Over the past few years, Perspectus has enjoyed a successful partnership providing architectural and interior design services for Centers for Dialysis Care, an independent provider of dialysis and related health services to individuals with kidney failure. It’s the largest outpatient dialysis provider in Northeast Ohio with 18 locations.

CDC’s newest facility is on the campus of Eliza Bryant Village in Cleveland. Founded in 1896, Eliza Bryant is the oldest operating African American long-term care facility in the country. A ribbon cutting ceremony took place on April 29 for the one-story, 10,462 sf building.

{CLICK HERE to read the Properties Magazine feature story about the project in the May 2015 issue.}

CDC at Eliza Bryant Village Ribbon Cutting Ceremony

Perspectus Project Director David Thompson, AIA, LEED AP BD+C said, “The design intent was to create an environment that instills confidence in patients and family members walking through the front door and supports the CDC’s message of quality care.”

Interior Designer Jennifer Gibson, IIDA, NCIDQ, LEED AP ID+C added, “When we first began working with CDC, they were interested in refreshing some of their existing facilities as well as building new ones. So we developed a whole new palette of materials that was in sync with their re-branding efforts. We work hard to make each facility recognizable as Centers for Dialysis Care but they’re not all the same.”

In addition to the Eliza Bryant Village project, Perspectus has completed renovations to a number of CDC’s outpatient hemodialysis units as well as its corporate office in Shaker Heights. The projects have upgraded patient experience, improved caregiver workflow / workstation configurations and developed a recognizable brand that conveys the CDC mission.

 

 

Brookdale Senior Living’s Westlake Village Renovation

brookdale_westlake3Perspectus was selected to create a new 32-bed Memory Care Facility for Westlake Village. Located on a tight site with views in all directions, this facility is the prototype for the owner/operator.

The concept features resident rooms surrounding a core of large open activity, dining and living rooms and wide corridors that define clear circulation paths and good sight lines.

brookdale_westlake4At the heart of the building is a Country Kitchen that serves as an informal gathering area for residents and staff.
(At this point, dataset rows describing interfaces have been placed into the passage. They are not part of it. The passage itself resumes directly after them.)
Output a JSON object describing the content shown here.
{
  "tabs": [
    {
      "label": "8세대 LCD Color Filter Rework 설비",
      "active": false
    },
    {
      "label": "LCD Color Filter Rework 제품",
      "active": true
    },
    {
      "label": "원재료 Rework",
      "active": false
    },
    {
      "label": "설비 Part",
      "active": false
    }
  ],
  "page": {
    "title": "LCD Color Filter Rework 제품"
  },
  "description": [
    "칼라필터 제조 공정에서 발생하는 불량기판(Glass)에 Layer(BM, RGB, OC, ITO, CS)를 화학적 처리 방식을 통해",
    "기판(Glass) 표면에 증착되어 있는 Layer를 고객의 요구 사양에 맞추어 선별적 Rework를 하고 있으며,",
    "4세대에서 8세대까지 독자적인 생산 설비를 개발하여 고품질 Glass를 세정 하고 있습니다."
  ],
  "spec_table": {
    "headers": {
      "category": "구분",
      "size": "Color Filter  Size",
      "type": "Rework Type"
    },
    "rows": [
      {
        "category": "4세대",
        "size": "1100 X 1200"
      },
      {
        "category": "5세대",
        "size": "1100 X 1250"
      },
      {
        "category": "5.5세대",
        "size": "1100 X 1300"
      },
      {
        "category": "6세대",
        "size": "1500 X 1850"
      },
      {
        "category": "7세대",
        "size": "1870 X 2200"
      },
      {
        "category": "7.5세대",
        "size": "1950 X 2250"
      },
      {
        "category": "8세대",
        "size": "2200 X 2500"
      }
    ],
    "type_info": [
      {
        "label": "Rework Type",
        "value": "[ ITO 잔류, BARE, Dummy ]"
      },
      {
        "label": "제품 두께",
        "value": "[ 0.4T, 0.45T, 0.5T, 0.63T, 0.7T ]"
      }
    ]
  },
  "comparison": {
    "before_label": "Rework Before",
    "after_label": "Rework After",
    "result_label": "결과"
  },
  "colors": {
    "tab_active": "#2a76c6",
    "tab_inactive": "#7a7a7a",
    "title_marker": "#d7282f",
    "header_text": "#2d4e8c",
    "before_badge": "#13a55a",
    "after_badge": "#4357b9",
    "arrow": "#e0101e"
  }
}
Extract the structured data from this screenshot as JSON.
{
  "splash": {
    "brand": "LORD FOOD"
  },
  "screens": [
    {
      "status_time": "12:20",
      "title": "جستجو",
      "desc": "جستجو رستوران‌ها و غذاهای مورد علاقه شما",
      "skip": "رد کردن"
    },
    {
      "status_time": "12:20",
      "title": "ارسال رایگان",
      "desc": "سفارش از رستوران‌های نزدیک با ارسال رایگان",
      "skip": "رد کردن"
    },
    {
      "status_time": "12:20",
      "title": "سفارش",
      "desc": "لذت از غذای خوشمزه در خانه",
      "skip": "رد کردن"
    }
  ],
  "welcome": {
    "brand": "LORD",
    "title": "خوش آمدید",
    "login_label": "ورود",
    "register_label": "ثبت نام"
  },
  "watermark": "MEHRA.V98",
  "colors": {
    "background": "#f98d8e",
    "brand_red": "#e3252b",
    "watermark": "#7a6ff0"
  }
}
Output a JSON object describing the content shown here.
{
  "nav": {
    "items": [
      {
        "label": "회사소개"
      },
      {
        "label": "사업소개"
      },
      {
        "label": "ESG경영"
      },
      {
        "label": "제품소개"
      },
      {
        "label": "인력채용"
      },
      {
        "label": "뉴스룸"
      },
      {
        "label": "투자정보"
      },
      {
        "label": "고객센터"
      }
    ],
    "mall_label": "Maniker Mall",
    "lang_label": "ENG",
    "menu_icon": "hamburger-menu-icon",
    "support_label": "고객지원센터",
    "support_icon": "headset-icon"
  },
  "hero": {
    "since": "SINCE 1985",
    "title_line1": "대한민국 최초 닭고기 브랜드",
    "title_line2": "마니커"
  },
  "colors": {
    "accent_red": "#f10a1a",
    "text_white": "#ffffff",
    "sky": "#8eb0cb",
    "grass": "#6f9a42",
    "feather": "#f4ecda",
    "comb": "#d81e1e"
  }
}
Natural light is brought into the interior through an outdoor courtyard and clerestory windows.

The resident rooms are designed to allow maximum visibility for staff to see residents by shifting the resident toilet rooms to the rear of the unit.